Margaret Talbot has an excellent profile on David Simon, the creator of HBO’s drama The Wire for the October 22 Arts Issue of The New Yorker. Over its first four seasons, The Wire has established a reputation as a critical darling—more than one reviewer has spoken of it in terms of among the best dramas in television history—even as its audience (in the four million range) is modest compared to intra-network shows The Sopranos and even Big Love. Talbot demonstrates how much of this success traces back to Simon, a former crime reporter for the Baltimore Sun with a tenaciously realistic/cynical view of life and a confidence that borders on hubris. Additionally, Talbot writes that he “is an authenticity freak,” and his attention to detail, from the filming that takes place throughout Baltimore to the “ghetto dialogue” of the characters helps set the show apart from its contemporaries:

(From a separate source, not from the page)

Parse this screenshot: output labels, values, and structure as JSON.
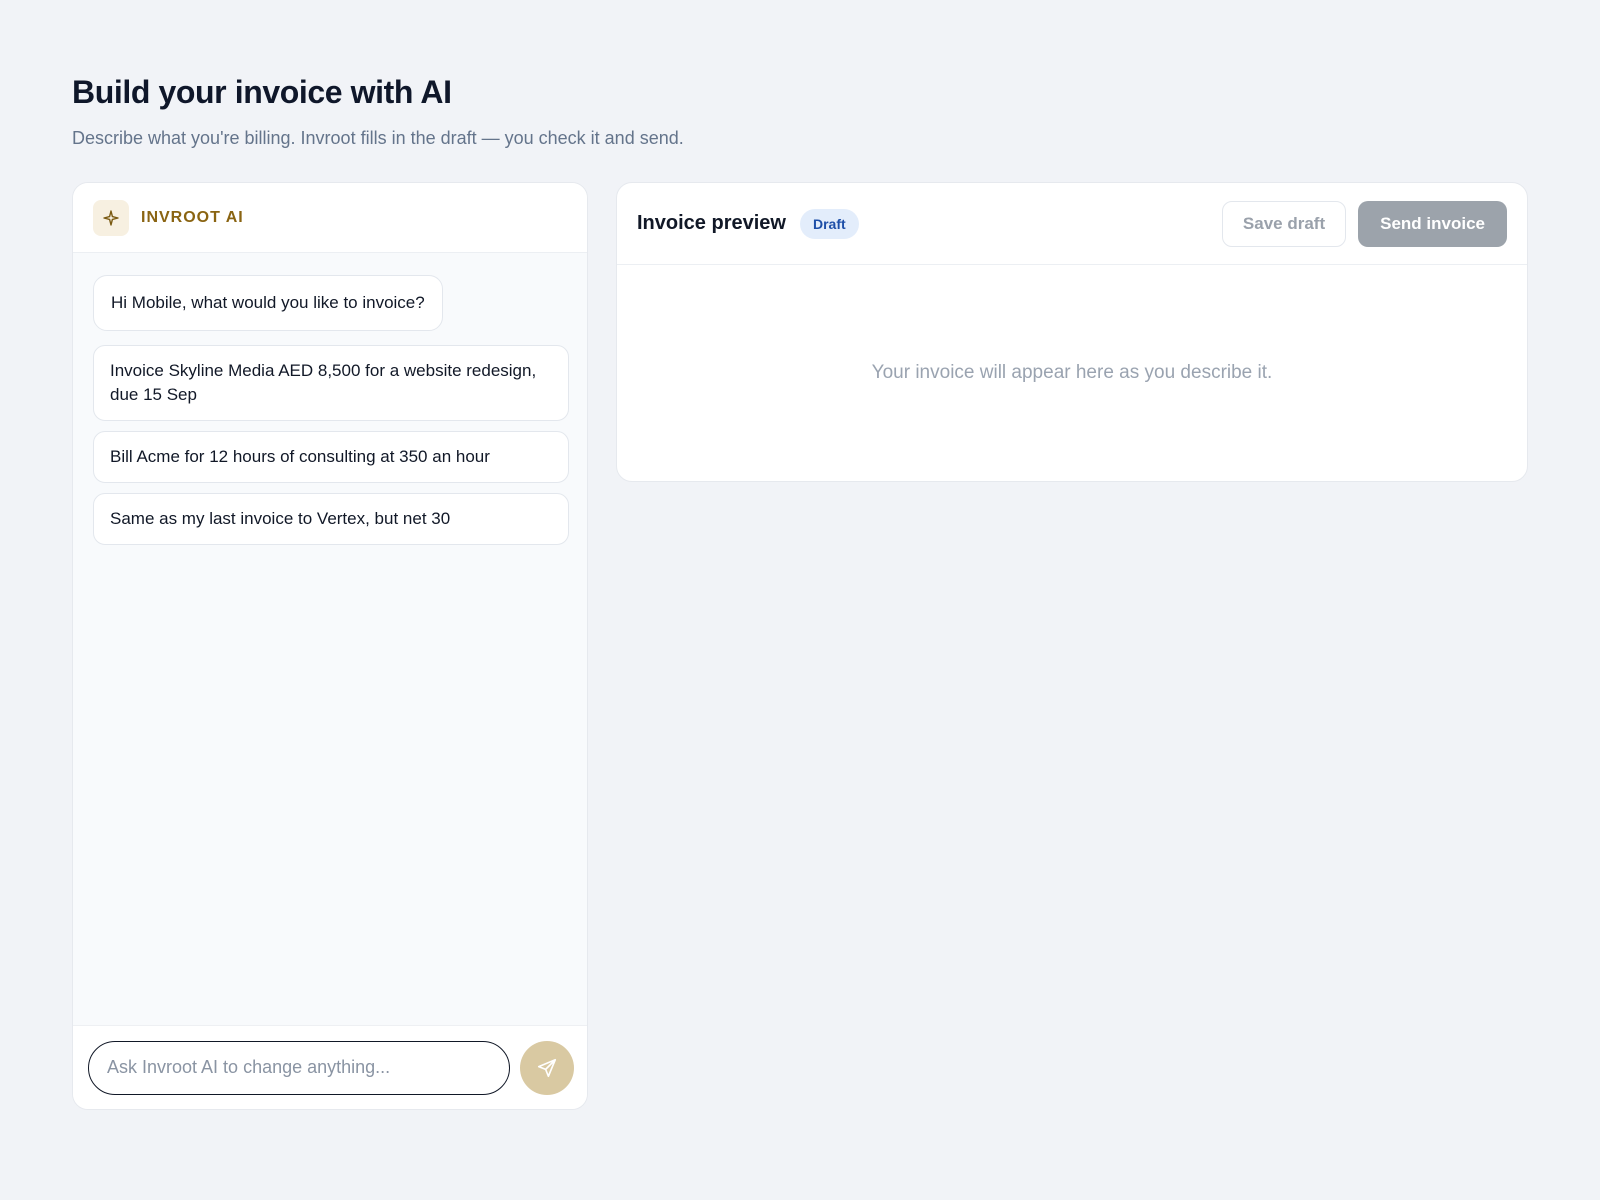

“ ‘The Wire’ débuted in June, 2002, looking more or less like a cop show. But the differences were important. It spent as much time with the lawbreakers as it did with the law enforcers. And you didn’t see the suspects through the cops’ eyes only—you saw them through their own as well. The drug trade emerged as its own intricate bureaucracy, a hierarchy that subtly mirrored that of the police department. Moreover, ‘The Wire’ did not rely on the jumpy handheld-camera shots and the blurry ‘swish pans’ that a lot of network cop shows had adopted. The camera remained locked, for minutes at a time, on people talking. And the story unfolded at a slower pace, too, which meant that many of the scenes elaborated on the characters and the power structures they moved within, rather than lay the pipe of plot.”
All of these aspects are notable, but having watched the first three seasons (and preparing to soon watch the fourth), I find the second half of the last sentence to be especially important. As each season concentrates upon a different aspect of Baltimore—first the street-level drug trade, then struggling longshoremen, individuals seeking power to make city-level changes, and finally the failings of the school system—it allows the viewer more context than one would ever imagine on a television show. As Talbot writes, this “sociological precision” allows Simon to present larger themes about how America’s transition to a service and technology-oriented economy continues to, in his words, “ ‘devalue human beings.’ ” The show’s storylines vividly convey this bleakness—its characters often make bad decisions that affect their lives, but their surrounding environment negatively affects them as well.
The result of this complexity is that there aren’t easy emotionally payoffs or neatly resolved morality tales in The Wire; on more than one occasion, I’ve spoken aloud in surprise or frustration even though I watch the show alone. Yet if we believe Picasso’s famous quote that “Art is a lie that makes us realize the truth,” then The Wire presents a particularly useful form of storytelling that challenges us to reconsider our views on several topics—the effectiveness of social institutions, the circumstances of the urban poor, the impact of the War on Drugs—while also rewarding us with remarkable acting and narratives. That it does so is largely a testament to David Simon’s artistic vision.